It is a term many of us will have heard before: political football. It is one that I have, personally, used many times. It is something which educators in Britain, and other countries, today will understand. I won’t go into the ins and outs of politics, as this blog is solely a reflection of my practice and policies which may affect that practice. It is also a reflection of the articles, books and journals which I read. So… let’s begin.
“We need a system designed not for yesterday, but for today.” (Blair, 1998)
I am passionate about education. I believe in it. I believe that every child in the world should have access to a rich and diverse education. Over my life time, which isn’t very long, I have seen only 4 governments: John Major’s; Tony Blair’s; Gordon Brown’s; and David Cameron’s. Although I don’t necessarily agree with all of the changes which have been made recently, I do agree with some. I believe that children today are very lucky to be educated in England. I believe that, despite what some people would have you believe, we have a strong army of excellent teachers who feel as privileged as me to be involved in the education system.

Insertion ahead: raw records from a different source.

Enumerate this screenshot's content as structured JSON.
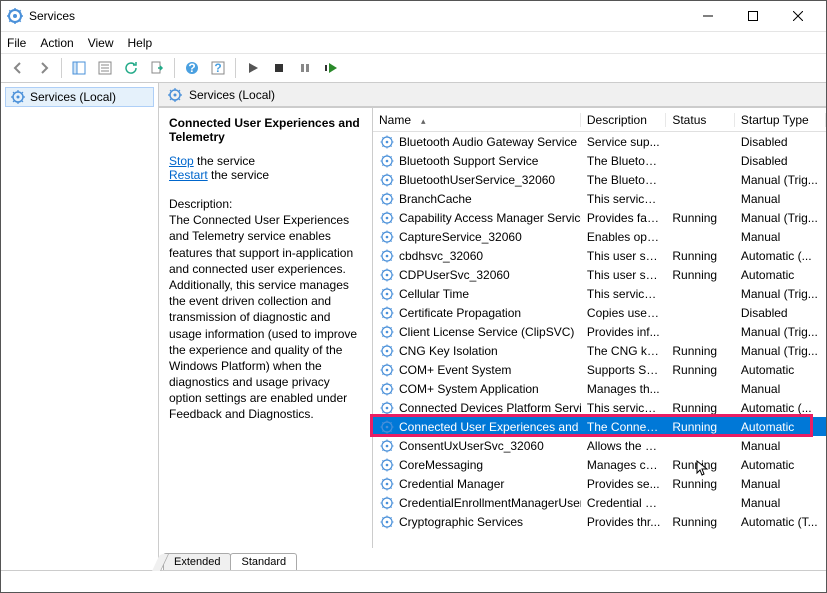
{
  "app": {
    "title": "Services"
  },
  "menu": {
    "file": "File",
    "action": "Action",
    "view": "View",
    "help": "Help"
  },
  "tree": {
    "root": "Services (Local)"
  },
  "main_header": {
    "label": "Services (Local)"
  },
  "detail": {
    "title": "Connected User Experiences and Telemetry",
    "stop": "Stop",
    "stop_suffix": " the service",
    "restart": "Restart",
    "restart_suffix": " the service",
    "desc_label": "Description:",
    "desc": "The Connected User Experiences and Telemetry service enables features that support in-application and connected user experiences. Additionally, this service manages the event driven collection and transmission of diagnostic and usage information (used to improve the experience and quality of the Windows Platform) when the diagnostics and usage privacy option settings are enabled under Feedback and Diagnostics."
  },
  "columns": {
    "name": "Name",
    "desc": "Description",
    "status": "Status",
    "startup": "Startup Type"
  },
  "tabs": {
    "extended": "Extended",
    "standard": "Standard"
  },
  "services": [
    {
      "name": "Bluetooth Audio Gateway Service",
      "desc": "Service sup...",
      "status": "",
      "startup": "Disabled"
    },
    {
      "name": "Bluetooth Support Service",
      "desc": "The Bluetoo...",
      "status": "",
      "startup": "Disabled"
    },
    {
      "name": "BluetoothUserService_32060",
      "desc": "The Bluetoo...",
      "status": "",
      "startup": "Manual (Trig..."
    },
    {
      "name": "BranchCache",
      "desc": "This service ...",
      "status": "",
      "startup": "Manual"
    },
    {
      "name": "Capability Access Manager Service",
      "desc": "Provides fac...",
      "status": "Running",
      "startup": "Manual (Trig..."
    },
    {
      "name": "CaptureService_32060",
      "desc": "Enables opti...",
      "status": "",
      "startup": "Manual"
    },
    {
      "name": "cbdhsvc_32060",
      "desc": "This user ser...",
      "status": "Running",
      "startup": "Automatic (..."
    },
    {
      "name": "CDPUserSvc_32060",
      "desc": "This user ser...",
      "status": "Running",
      "startup": "Automatic"
    },
    {
      "name": "Cellular Time",
      "desc": "This service ...",
      "status": "",
      "startup": "Manual (Trig..."
    },
    {
      "name": "Certificate Propagation",
      "desc": "Copies user ...",
      "status": "",
      "startup": "Disabled"
    },
    {
      "name": "Client License Service (ClipSVC)",
      "desc": "Provides inf...",
      "status": "",
      "startup": "Manual (Trig..."
    },
    {
      "name": "CNG Key Isolation",
      "desc": "The CNG ke...",
      "status": "Running",
      "startup": "Manual (Trig..."
    },
    {
      "name": "COM+ Event System",
      "desc": "Supports Sy...",
      "status": "Running",
      "startup": "Automatic"
    },
    {
      "name": "COM+ System Application",
      "desc": "Manages th...",
      "status": "",
      "startup": "Manual"
    },
    {
      "name": "Connected Devices Platform Service",
      "desc": "This service ...",
      "status": "Running",
      "startup": "Automatic (..."
    },
    {
      "name": "Connected User Experiences and Tele...",
      "desc": "The Connec...",
      "status": "Running",
      "startup": "Automatic",
      "selected": true
    },
    {
      "name": "ConsentUxUserSvc_32060",
      "desc": "Allows the s...",
      "status": "",
      "startup": "Manual"
    },
    {
      "name": "CoreMessaging",
      "desc": "Manages co...",
      "status": "Running",
      "startup": "Automatic"
    },
    {
      "name": "Credential Manager",
      "desc": "Provides se...",
      "status": "Running",
      "startup": "Manual"
    },
    {
      "name": "CredentialEnrollmentManagerUserSv...",
      "desc": "Credential E...",
      "status": "",
      "startup": "Manual"
    },
    {
      "name": "Cryptographic Services",
      "desc": "Provides thr...",
      "status": "Running",
      "startup": "Automatic (T..."
    }
  ]
}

What I don’t believe in is the education system being used as the aforementioned political football. I don’t believe that politicians should use educational policy to win votes. I don’t believe that politicians should manipulate the curriculum on a whim, just to score some points over the previous leading party. Education is vital! And not just for the future economic status of our country.

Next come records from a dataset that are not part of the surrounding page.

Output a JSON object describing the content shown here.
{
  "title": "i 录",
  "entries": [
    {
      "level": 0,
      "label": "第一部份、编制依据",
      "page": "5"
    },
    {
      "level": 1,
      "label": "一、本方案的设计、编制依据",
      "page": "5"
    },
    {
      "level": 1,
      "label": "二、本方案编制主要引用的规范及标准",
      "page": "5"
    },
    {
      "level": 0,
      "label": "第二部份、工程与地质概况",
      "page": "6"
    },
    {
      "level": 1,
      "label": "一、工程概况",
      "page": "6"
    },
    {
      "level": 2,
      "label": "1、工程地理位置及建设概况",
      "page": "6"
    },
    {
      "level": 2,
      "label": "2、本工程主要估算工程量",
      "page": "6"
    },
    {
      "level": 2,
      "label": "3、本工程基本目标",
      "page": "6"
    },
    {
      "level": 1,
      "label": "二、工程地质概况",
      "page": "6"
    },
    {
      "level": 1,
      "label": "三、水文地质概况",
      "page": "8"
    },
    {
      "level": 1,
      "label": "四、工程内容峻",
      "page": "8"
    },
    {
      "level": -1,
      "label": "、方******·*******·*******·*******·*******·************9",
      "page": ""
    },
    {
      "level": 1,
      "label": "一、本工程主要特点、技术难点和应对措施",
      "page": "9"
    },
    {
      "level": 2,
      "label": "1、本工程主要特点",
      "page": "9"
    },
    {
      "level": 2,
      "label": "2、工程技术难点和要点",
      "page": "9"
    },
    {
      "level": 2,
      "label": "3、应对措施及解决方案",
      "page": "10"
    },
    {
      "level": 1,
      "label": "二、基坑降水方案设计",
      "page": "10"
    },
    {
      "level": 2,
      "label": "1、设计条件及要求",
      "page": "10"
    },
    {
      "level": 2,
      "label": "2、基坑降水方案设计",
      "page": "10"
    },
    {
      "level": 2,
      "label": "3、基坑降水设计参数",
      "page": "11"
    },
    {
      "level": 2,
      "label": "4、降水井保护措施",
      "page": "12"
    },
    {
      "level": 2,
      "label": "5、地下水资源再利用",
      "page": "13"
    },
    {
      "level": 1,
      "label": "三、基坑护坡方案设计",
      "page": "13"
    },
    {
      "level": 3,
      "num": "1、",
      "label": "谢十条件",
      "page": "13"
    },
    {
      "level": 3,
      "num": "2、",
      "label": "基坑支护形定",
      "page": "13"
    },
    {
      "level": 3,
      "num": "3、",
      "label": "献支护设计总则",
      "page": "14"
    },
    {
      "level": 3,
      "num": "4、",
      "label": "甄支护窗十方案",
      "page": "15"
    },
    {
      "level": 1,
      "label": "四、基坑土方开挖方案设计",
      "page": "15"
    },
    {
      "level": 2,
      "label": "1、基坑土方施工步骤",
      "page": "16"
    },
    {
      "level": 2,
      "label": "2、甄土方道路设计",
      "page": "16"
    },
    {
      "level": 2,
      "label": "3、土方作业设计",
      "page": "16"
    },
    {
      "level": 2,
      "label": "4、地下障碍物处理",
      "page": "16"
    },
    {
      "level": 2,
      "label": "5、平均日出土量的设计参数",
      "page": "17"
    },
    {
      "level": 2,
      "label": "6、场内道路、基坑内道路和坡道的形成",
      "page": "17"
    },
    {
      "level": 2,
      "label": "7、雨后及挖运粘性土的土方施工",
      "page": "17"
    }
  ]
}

“It’s education that’s meant to take us into this future that we can’t grasp.” (Robinson, 2006)
This is something which is backed up by many people, including Sue Pollard in her book ‘Toxic Childhood’. There is an argument here that, by stifling children’s creativity, we are going to end up unable to take advantage of the world which previous generations have created for us. Ken Robinson is a campaigner for creativity in education and schools, and I found myself really moved by something he said in a TED talk a few years ago. Education has increasingly become about training children up into adults who can slot into a job which contributes economically to our society. Artists and musicians do not contribute economically to our society, so they’re not important… or are they? Is there something which is more important to our society’s development than being economically afloat? I believe that there is. I believe that through a diverse and creative curriculum, children can become thinkers. Children can grow and develop into adults who are able to think. I posed a thought to Michael Gove at the London Festival of Education in 2012, which wasn’t answered: surely by curbing children’s access to creativity in the classroom, you are condemning a generation to being incapable of original thought.

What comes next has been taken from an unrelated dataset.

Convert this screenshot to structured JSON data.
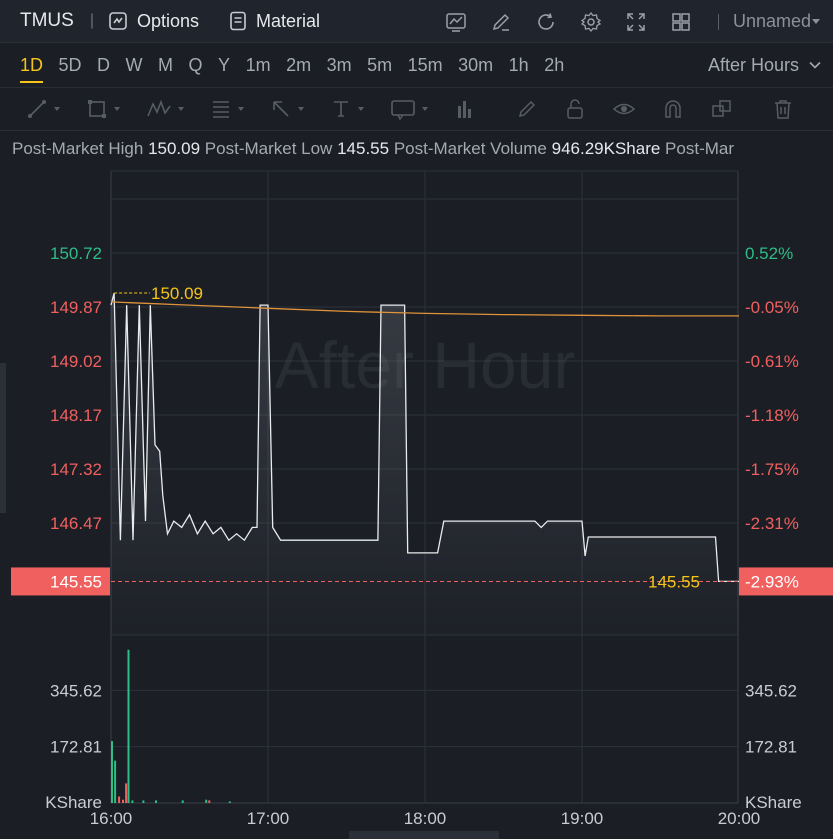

I’m not arguing against the importance of literacy and numeracy lessons. I’m just simply arguing the case for creativity and diversity within the classroom. I am especially arguing the case for the development of our children’s social and emotional intelligence. A man by the name of Robin Stern argues this case in depth: it is the adults who, as children, were well developed socially and emotionally manage to cultivate successful relationships and careers. It is these children who are socially and emotionally secure who feel safe in a creative and curious environment. And as Robinson says, ‘curiosity is the engine of achievement.’